GIVEN DATA:

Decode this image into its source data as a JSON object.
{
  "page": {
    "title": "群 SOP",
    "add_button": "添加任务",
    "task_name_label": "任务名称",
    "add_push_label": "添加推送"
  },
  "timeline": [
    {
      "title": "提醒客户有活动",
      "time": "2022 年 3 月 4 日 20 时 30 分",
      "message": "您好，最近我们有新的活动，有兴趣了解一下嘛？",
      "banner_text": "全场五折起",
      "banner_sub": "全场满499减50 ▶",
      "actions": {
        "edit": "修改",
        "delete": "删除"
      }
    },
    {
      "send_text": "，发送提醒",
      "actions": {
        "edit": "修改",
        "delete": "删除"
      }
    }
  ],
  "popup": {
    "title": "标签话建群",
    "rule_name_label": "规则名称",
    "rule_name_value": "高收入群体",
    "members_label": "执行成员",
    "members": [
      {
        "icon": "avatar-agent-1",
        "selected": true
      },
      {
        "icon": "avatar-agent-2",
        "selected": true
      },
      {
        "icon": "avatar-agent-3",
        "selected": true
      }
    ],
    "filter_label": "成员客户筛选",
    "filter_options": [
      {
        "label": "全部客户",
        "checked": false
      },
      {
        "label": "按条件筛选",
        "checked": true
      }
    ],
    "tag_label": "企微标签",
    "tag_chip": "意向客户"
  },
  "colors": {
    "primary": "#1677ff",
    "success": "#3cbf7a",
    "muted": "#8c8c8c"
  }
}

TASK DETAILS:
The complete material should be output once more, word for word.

OUTPUT OF THE EXERCISE:
Decode this image into its source data as a JSON object.
{
  "page": {
    "title": "群 SOP",
    "add_button": "添加任务",
    "task_name_label": "任务名称",
    "add_push_label": "添加推送"
  },
  "timeline": [
    {
      "title": "提醒客户有活动",
      "time": "2022 年 3 月 4 日 20 时 30 分",
      "message": "您好，最近我们有新的活动，有兴趣了解一下嘛？",
      "banner_text": "全场五折起",
      "banner_sub": "全场满499减50 ▶",
      "actions": {
        "edit": "修改",
        "delete": "删除"
      }
    },
    {
      "send_text": "，发送提醒",
      "actions": {
        "edit": "修改",
        "delete": "删除"
      }
    }
  ],
  "popup": {
    "title": "标签话建群",
    "rule_name_label": "规则名称",
    "rule_name_value": "高收入群体",
    "members_label": "执行成员",
    "members": [
      {
        "icon": "avatar-agent-1",
        "selected": true
      },
      {
        "icon": "avatar-agent-2",
        "selected": true
      },
      {
        "icon": "avatar-agent-3",
        "selected": true
      }
    ],
    "filter_label": "成员客户筛选",
    "filter_options": [
      {
        "label": "全部客户",
        "checked": false
      },
      {
        "label": "按条件筛选",
        "checked": true
      }
    ],
    "tag_label": "企微标签",
    "tag_chip": "意向客户"
  },
  "colors": {
    "primary": "#1677ff",
    "success": "#3cbf7a",
    "muted": "#8c8c8c"
  }
}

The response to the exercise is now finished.